==== Data ====

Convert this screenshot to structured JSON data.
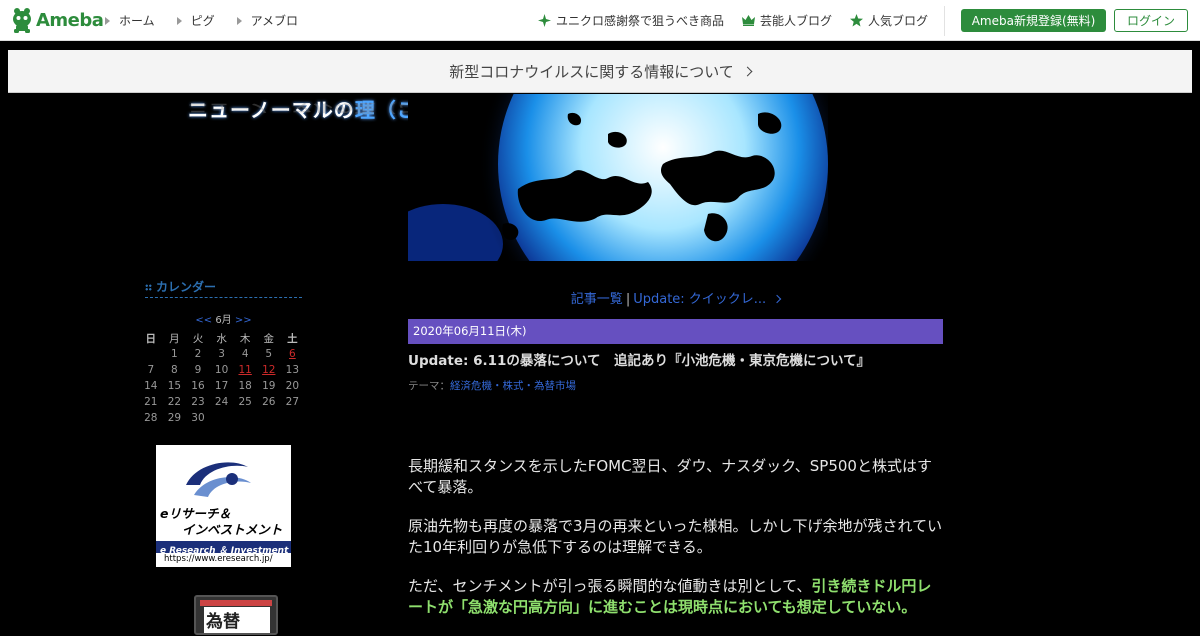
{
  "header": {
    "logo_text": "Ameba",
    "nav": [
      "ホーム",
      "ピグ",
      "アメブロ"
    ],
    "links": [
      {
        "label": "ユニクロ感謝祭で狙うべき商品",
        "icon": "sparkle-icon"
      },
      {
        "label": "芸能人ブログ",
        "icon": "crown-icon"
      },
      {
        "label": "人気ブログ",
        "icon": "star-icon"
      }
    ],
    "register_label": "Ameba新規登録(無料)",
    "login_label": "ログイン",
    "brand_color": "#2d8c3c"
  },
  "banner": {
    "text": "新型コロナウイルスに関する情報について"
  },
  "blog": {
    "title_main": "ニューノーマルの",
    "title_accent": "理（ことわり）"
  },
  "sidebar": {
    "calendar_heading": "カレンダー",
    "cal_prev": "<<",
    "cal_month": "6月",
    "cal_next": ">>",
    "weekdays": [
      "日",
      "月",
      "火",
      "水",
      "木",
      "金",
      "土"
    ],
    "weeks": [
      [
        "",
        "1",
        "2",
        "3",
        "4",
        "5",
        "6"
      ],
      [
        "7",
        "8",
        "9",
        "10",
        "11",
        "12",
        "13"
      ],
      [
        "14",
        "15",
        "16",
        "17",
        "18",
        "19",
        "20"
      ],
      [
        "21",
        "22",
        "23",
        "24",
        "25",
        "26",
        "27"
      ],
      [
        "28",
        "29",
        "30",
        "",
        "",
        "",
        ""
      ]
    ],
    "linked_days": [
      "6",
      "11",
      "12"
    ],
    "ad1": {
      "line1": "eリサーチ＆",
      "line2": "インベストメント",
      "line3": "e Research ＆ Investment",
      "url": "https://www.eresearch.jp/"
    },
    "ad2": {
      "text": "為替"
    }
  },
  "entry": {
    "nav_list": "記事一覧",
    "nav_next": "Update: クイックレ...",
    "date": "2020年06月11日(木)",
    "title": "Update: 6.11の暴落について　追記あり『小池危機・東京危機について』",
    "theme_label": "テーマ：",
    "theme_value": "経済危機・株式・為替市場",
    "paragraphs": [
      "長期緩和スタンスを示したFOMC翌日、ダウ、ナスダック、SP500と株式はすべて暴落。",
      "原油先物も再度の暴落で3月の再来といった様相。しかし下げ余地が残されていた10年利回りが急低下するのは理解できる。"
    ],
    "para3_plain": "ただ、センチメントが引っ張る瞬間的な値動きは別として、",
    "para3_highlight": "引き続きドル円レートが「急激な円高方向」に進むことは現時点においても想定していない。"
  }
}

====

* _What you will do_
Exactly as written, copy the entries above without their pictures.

* _Answer box_
Convert this screenshot to structured JSON data.
{
  "header": {
    "logo_text": "Ameba",
    "nav": [
      "ホーム",
      "ピグ",
      "アメブロ"
    ],
    "links": [
      {
        "label": "ユニクロ感謝祭で狙うべき商品",
        "icon": "sparkle-icon"
      },
      {
        "label": "芸能人ブログ",
        "icon": "crown-icon"
      },
      {
        "label": "人気ブログ",
        "icon": "star-icon"
      }
    ],
    "register_label": "Ameba新規登録(無料)",
    "login_label": "ログイン",
    "brand_color": "#2d8c3c"
  },
  "banner": {
    "text": "新型コロナウイルスに関する情報について"
  },
  "blog": {
    "title_main": "ニューノーマルの",
    "title_accent": "理（ことわり）"
  },
  "sidebar": {
    "calendar_heading": "カレンダー",
    "cal_prev": "<<",
    "cal_month": "6月",
    "cal_next": ">>",
    "weekdays": [
      "日",
      "月",
      "火",
      "水",
      "木",
      "金",
      "土"
    ],
    "weeks": [
      [
        "",
        "1",
        "2",
        "3",
        "4",
        "5",
        "6"
      ],
      [
        "7",
        "8",
        "9",
        "10",
        "11",
        "12",
        "13"
      ],
      [
        "14",
        "15",
        "16",
        "17",
        "18",
        "19",
        "20"
      ],
      [
        "21",
        "22",
        "23",
        "24",
        "25",
        "26",
        "27"
      ],
      [
        "28",
        "29",
        "30",
        "",
        "",
        "",
        ""
      ]
    ],
    "linked_days": [
      "6",
      "11",
      "12"
    ],
    "ad1": {
      "line1": "eリサーチ＆",
      "line2": "インベストメント",
      "line3": "e Research ＆ Investment",
      "url": "https://www.eresearch.jp/"
    },
    "ad2": {
      "text": "為替"
    }
  },
  "entry": {
    "nav_list": "記事一覧",
    "nav_next": "Update: クイックレ...",
    "date": "2020年06月11日(木)",
    "title": "Update: 6.11の暴落について　追記あり『小池危機・東京危機について』",
    "theme_label": "テーマ：",
    "theme_value": "経済危機・株式・為替市場",
    "paragraphs": [
      "長期緩和スタンスを示したFOMC翌日、ダウ、ナスダック、SP500と株式はすべて暴落。",
      "原油先物も再度の暴落で3月の再来といった様相。しかし下げ余地が残されていた10年利回りが急低下するのは理解できる。"
    ],
    "para3_plain": "ただ、センチメントが引っ張る瞬間的な値動きは別として、",
    "para3_highlight": "引き続きドル円レートが「急激な円高方向」に進むことは現時点においても想定していない。"
  }
}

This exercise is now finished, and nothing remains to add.